Our historical archive is a rich resource for researchers.
Our unique historical archives and library special collections contain material documenting the history of global majority, migrant and refugee communities particularly within Greater Manchester and North West England. Many of these collections have been drawn from community-led projects developed in conjunction with our sister organisation, the Ahmed Iqbal Ullah Education Trust, and reflect our collaborative approach to archive collection and curation.
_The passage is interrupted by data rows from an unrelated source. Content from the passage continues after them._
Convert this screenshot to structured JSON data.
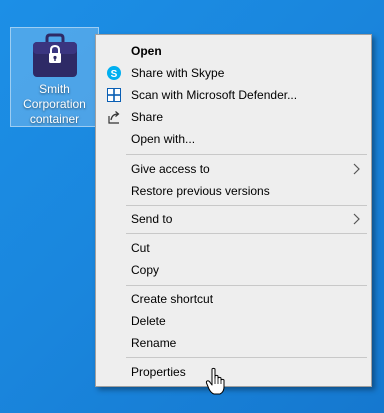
{
  "desktop": {
    "icon": {
      "name": "briefcase-icon",
      "label_line1": "Smith",
      "label_line2": "Corporation",
      "label_line3": "container"
    }
  },
  "context_menu": {
    "items": [
      {
        "label": "Open",
        "bold": true
      },
      {
        "label": "Share with Skype",
        "icon": "skype-icon"
      },
      {
        "label": "Scan with Microsoft Defender...",
        "icon": "defender-shield-icon"
      },
      {
        "label": "Share",
        "icon": "share-icon"
      },
      {
        "label": "Open with..."
      },
      {
        "label": "Give access to",
        "submenu": true
      },
      {
        "label": "Restore previous versions"
      },
      {
        "label": "Send to",
        "submenu": true
      },
      {
        "label": "Cut"
      },
      {
        "label": "Copy"
      },
      {
        "label": "Create shortcut"
      },
      {
        "label": "Delete"
      },
      {
        "label": "Rename"
      },
      {
        "label": "Properties"
      }
    ]
  },
  "colors": {
    "desktop_background": "#1a86dd",
    "menu_background": "#eeeeee",
    "skype_blue": "#00aff0",
    "briefcase_navy": "#2e2a66"
  }
}
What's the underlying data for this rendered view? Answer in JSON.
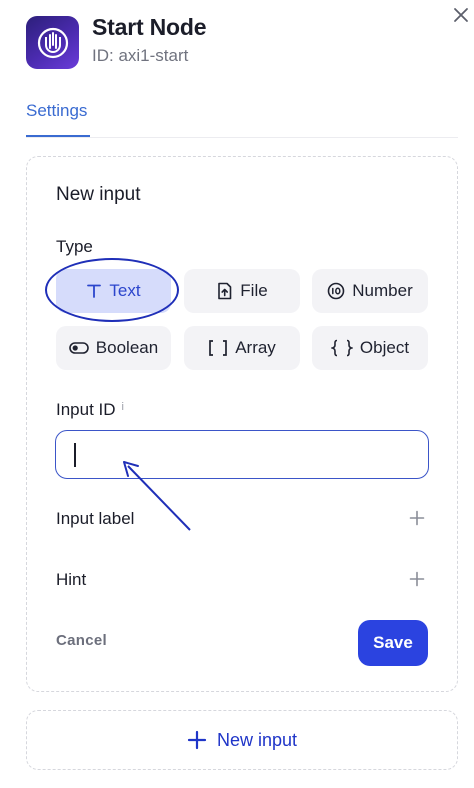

We also hold significant national collections, such as papers of the Commission for Racial Equality and the Institute of Race Relations.
Everyone is welcome to consult our archive collections, which can be accessed in the Archives+ Searchroom at Manchester Central Library.
If you wish to browse or study material from our archives, contact a member of staff at our enquiry desk or email us. Please note we ask for three days' notice to retrieve items from our archives, and it is best to give us as much notice as possible.
For more information about how to access our archives please visit our 'How to use the library' webpage:
You can also explore some items which have been made available digitally on The University of Manchester Library's Digitised Collections website:
All of our catalogued archive and oral history collections can be searched on our catalogue.
- Search our collections on Manchester Libraries' catalogue
- Search our collections on University of Manchester Library's Library Search
Find out more about some of our key collections below.
- Biographical collections
- Community organisations
- Social justice movements and legal campaigns
- Community experiences
- National collections
- Research collections
- Project collections
- US civil rights
Find out about the extensive collection of books and resources available in our open access library.
Discover the memories, opinions and unique experiences captured in our oral histories.
Explore our unique library and archive collections.
Find out how to donate material and help us to preserve the history of our diverse communities